The string "Customer" appears in some lines of the entries that follow; copy each such line.
##### Listed entries
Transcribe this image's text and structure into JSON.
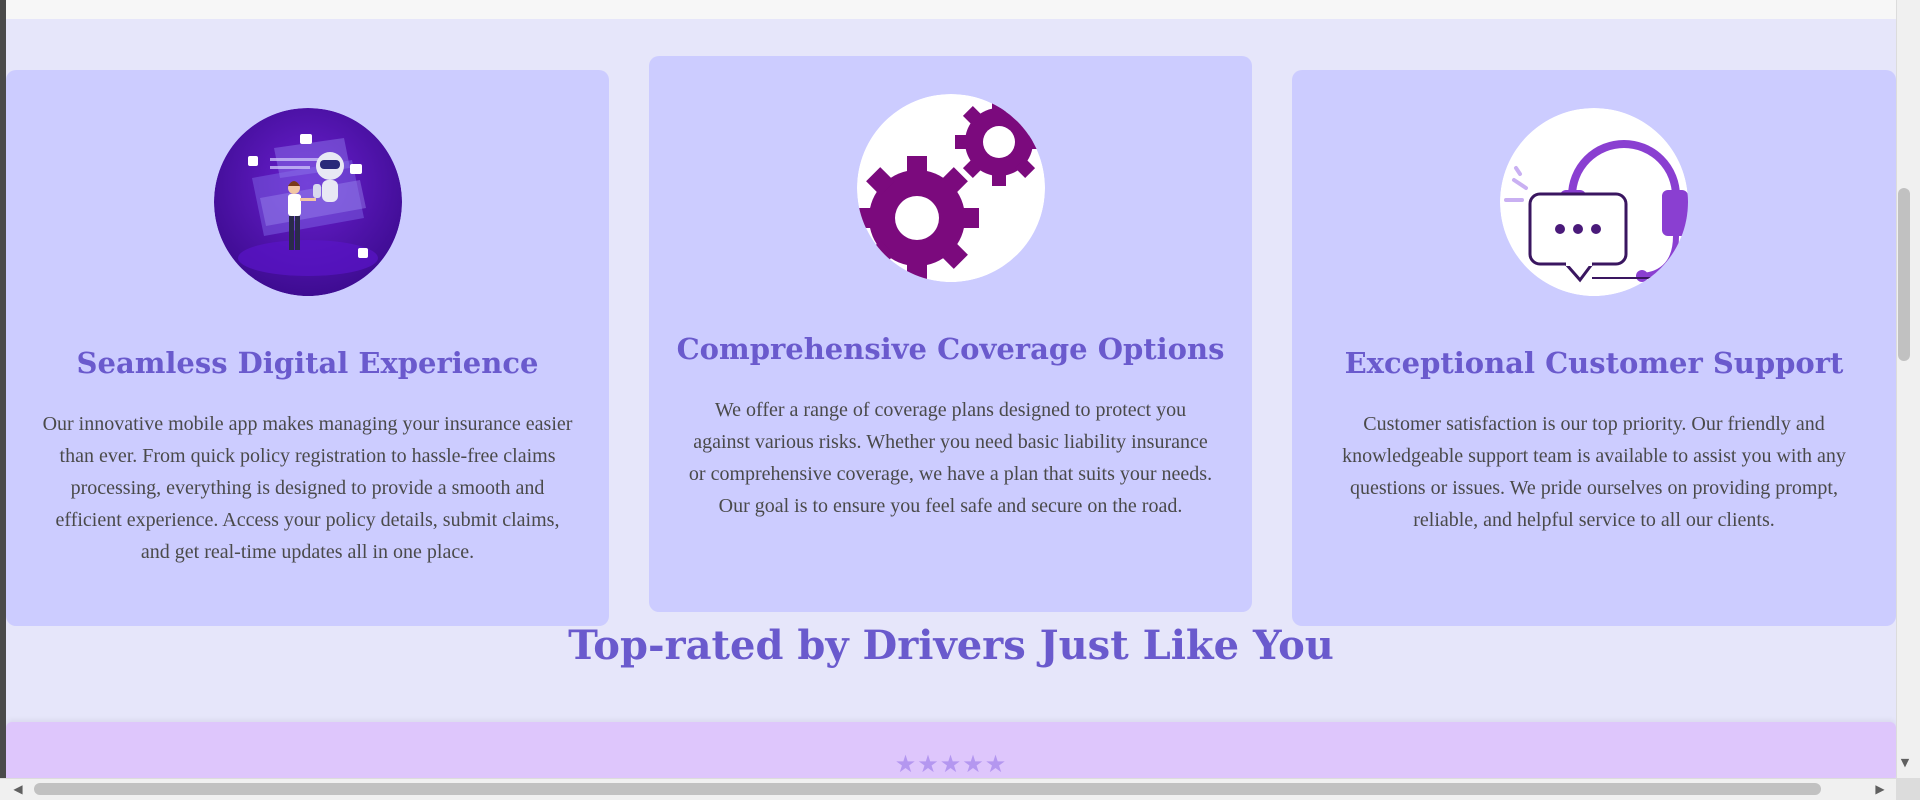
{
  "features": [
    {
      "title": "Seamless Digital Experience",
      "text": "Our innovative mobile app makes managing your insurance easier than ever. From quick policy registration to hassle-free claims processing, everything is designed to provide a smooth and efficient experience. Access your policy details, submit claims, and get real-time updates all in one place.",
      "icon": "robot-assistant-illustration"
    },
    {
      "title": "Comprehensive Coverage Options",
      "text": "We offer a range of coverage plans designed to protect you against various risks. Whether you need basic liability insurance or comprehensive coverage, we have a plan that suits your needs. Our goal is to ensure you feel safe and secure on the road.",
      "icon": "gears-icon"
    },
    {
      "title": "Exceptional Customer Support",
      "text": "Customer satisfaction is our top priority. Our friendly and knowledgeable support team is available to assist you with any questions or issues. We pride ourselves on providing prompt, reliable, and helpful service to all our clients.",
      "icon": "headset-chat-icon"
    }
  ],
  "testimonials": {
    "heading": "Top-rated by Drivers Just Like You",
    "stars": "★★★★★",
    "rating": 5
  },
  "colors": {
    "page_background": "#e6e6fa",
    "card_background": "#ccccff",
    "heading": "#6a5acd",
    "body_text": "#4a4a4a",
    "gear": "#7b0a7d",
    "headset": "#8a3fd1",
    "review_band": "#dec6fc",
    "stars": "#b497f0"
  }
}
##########
Expected output:
      "title": "Exceptional Customer Support",
      "text": "Customer satisfaction is our top priority. Our friendly and knowledgeable support team is available to assist you with any questions or issues. We pride ourselves on providing prompt, reliable, and helpful service to all our clients.",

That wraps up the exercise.